== YOUR OBJECTIVE ==
From the listing below, copy each line that holds "this".
* * * * *
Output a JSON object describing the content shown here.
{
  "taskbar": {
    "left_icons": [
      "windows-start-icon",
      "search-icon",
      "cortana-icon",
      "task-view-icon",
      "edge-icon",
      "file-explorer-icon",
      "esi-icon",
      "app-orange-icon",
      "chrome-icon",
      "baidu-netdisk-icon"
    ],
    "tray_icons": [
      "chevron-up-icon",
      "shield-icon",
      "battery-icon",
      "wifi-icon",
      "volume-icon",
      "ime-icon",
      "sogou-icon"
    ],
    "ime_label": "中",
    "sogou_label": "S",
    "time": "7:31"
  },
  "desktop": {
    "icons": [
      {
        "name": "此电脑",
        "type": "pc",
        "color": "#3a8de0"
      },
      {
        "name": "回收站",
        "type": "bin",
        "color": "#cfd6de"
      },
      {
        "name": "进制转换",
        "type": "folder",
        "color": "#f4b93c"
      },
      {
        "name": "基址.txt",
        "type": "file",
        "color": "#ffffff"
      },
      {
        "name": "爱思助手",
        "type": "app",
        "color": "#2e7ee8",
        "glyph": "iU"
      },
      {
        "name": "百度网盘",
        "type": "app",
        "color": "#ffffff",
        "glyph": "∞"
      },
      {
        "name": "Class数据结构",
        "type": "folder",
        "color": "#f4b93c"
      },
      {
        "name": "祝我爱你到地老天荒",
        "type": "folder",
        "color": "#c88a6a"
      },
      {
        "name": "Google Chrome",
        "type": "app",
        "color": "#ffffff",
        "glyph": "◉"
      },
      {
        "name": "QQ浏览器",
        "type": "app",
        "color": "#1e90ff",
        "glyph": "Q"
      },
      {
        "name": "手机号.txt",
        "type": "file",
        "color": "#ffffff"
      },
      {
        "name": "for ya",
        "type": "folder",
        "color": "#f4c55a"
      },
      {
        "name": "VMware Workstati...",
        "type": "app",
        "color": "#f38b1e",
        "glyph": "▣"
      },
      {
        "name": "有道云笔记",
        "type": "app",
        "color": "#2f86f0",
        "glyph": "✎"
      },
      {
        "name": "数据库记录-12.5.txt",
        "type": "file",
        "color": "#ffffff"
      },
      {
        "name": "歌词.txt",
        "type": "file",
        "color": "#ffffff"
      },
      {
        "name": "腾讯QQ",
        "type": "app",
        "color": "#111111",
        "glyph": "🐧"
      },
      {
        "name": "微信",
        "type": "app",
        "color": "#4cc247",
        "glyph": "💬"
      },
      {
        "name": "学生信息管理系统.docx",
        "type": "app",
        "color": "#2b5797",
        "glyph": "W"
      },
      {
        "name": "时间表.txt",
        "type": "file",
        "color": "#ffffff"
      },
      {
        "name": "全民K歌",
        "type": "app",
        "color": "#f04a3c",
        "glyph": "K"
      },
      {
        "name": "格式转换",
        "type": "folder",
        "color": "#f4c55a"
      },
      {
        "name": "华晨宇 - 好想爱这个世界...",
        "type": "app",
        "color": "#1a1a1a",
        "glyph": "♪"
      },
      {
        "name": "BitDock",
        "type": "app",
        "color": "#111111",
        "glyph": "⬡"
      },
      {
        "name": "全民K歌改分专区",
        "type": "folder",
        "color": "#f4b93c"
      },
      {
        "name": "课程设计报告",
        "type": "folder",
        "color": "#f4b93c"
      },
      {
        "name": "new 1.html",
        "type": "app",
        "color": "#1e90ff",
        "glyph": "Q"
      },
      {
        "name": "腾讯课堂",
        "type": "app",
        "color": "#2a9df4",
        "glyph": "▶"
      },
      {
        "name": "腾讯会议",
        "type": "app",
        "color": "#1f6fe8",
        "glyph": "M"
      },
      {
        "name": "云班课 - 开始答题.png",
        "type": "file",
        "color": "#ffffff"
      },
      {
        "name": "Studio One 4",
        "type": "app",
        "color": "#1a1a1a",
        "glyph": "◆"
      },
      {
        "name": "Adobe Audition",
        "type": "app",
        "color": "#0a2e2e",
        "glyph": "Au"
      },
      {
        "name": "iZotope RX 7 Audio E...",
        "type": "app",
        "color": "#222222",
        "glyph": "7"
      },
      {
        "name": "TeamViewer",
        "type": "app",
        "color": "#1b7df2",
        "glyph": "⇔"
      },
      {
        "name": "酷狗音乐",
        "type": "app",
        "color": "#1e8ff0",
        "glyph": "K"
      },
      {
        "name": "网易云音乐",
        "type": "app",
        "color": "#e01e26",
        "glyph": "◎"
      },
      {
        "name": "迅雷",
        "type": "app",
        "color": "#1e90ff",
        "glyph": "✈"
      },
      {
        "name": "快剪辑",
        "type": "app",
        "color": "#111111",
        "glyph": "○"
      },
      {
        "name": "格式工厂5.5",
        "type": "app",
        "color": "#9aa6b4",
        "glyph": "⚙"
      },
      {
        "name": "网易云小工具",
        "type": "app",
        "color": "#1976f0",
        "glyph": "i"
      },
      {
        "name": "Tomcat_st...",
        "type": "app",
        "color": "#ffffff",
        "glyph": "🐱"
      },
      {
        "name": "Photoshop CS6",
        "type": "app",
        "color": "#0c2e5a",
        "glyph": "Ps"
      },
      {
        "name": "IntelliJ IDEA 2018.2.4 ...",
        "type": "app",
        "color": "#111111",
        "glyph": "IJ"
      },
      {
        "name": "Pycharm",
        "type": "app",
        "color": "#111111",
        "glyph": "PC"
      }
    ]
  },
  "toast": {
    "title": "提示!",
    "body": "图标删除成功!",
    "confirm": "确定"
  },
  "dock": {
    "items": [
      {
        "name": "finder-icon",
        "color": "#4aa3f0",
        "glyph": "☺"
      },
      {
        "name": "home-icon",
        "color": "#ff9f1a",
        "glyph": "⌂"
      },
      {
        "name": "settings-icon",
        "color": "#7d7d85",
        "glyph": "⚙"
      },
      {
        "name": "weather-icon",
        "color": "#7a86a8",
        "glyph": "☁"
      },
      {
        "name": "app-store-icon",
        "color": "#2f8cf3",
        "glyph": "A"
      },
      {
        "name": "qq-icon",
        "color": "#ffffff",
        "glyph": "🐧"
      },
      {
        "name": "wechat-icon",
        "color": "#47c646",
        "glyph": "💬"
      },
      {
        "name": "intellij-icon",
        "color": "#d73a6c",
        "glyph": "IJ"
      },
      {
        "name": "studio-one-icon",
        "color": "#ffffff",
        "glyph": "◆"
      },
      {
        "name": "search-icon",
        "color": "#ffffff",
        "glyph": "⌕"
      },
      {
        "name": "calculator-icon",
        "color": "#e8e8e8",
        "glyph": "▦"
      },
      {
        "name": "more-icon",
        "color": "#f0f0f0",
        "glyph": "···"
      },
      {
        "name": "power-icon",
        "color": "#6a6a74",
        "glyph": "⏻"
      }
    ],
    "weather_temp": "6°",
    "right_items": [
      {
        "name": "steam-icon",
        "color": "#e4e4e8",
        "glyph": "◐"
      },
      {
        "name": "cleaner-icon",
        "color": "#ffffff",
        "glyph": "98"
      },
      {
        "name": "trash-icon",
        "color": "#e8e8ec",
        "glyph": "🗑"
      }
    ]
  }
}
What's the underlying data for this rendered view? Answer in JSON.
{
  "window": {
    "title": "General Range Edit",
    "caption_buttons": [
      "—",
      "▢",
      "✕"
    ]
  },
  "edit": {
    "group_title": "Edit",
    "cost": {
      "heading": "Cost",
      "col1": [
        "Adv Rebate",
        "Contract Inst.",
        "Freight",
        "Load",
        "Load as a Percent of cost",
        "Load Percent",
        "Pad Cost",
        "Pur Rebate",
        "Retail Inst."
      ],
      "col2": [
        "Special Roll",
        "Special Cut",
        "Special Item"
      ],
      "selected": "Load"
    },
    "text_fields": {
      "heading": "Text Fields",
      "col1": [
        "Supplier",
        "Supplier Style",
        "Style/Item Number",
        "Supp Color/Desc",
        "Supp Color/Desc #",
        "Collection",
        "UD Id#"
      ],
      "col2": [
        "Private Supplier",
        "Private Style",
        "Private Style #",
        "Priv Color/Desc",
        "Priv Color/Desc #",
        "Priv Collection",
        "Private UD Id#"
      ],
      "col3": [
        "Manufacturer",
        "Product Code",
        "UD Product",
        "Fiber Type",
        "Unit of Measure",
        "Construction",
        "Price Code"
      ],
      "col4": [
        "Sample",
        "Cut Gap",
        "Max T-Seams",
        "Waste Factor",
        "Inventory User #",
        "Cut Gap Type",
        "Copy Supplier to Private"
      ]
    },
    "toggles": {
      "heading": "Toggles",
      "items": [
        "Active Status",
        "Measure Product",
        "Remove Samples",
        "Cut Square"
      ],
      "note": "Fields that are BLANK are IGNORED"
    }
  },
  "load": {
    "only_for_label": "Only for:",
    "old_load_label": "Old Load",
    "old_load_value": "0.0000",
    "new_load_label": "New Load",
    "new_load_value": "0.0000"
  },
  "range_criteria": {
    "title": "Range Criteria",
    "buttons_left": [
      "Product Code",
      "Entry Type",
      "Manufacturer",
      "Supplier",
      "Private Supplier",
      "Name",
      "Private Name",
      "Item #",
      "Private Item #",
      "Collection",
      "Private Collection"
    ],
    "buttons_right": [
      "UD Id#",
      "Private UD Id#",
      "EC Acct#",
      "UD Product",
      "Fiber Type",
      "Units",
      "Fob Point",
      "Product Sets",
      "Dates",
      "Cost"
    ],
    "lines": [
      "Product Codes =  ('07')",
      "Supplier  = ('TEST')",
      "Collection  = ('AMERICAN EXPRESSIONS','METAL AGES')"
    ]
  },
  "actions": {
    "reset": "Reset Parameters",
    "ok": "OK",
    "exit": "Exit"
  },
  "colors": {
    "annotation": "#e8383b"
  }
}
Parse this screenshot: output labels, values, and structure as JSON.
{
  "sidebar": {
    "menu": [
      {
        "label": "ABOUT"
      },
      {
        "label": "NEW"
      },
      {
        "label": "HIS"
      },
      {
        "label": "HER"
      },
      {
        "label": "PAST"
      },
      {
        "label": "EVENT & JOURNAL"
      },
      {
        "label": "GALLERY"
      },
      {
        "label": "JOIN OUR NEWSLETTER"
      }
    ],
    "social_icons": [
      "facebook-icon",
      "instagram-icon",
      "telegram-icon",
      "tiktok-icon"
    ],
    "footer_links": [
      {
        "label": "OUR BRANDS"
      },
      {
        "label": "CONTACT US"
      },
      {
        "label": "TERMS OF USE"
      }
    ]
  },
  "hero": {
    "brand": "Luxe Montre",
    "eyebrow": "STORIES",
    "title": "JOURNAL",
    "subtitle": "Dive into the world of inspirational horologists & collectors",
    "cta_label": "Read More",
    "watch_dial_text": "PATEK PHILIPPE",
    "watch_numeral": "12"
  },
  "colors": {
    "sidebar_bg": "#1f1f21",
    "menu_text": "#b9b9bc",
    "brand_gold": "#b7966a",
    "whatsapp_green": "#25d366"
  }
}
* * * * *
== RESPONSE TO THE TASK ==
What's the underlying data for this rendered view? Answer in JSON.
Parse this screenshot: output labels, values, and structure as JSON.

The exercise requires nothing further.